For every line in the records that has the word "counter", make a copy.

┌─ DATA SECTION

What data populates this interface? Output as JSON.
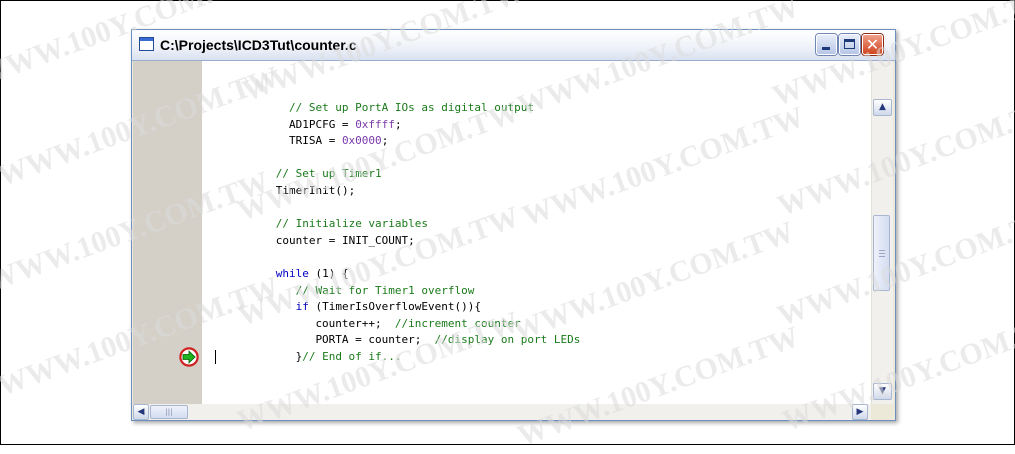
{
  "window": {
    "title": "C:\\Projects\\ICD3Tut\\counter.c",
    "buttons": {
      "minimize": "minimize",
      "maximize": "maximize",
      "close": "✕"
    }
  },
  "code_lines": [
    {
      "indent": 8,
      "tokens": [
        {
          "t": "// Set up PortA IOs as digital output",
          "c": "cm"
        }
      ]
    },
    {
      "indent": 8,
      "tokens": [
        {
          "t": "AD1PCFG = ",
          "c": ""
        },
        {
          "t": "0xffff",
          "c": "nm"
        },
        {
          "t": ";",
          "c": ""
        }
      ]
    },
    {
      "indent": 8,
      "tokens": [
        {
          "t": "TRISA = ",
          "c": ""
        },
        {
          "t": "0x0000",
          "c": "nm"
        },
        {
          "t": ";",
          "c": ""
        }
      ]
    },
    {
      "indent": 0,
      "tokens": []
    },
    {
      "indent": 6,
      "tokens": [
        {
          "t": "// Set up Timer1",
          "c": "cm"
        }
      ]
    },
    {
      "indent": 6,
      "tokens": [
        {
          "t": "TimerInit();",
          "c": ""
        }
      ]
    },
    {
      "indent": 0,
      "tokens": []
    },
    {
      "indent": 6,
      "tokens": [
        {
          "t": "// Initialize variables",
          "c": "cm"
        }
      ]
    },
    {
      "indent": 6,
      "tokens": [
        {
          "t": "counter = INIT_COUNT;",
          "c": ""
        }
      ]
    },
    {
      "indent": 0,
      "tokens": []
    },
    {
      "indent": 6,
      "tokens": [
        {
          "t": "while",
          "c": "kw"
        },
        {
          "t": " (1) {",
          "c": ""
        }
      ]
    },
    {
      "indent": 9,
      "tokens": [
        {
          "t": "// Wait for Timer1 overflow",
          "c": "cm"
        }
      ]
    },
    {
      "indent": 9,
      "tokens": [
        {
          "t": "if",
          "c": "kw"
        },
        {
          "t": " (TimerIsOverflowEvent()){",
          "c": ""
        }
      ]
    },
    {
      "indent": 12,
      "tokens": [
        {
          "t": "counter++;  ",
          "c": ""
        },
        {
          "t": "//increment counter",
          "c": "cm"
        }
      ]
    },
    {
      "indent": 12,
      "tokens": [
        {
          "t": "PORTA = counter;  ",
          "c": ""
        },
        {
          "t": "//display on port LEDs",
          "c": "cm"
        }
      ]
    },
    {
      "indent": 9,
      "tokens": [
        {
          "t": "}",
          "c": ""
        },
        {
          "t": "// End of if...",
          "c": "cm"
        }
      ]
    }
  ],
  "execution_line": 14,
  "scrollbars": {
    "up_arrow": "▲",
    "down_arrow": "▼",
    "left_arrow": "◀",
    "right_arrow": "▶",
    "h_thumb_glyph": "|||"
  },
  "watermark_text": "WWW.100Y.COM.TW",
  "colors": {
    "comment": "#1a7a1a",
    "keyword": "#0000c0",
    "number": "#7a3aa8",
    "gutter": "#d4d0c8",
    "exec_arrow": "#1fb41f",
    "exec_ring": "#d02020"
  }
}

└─

-- OUTPUT OF THE TASK --
    "title": "C:\\Projects\\ICD3Tut\\counter.c",
          "t": "counter = INIT_COUNT;",
          "t": "counter++;  ",
          "t": "//increment counter",
          "t": "PORTA = counter;  ",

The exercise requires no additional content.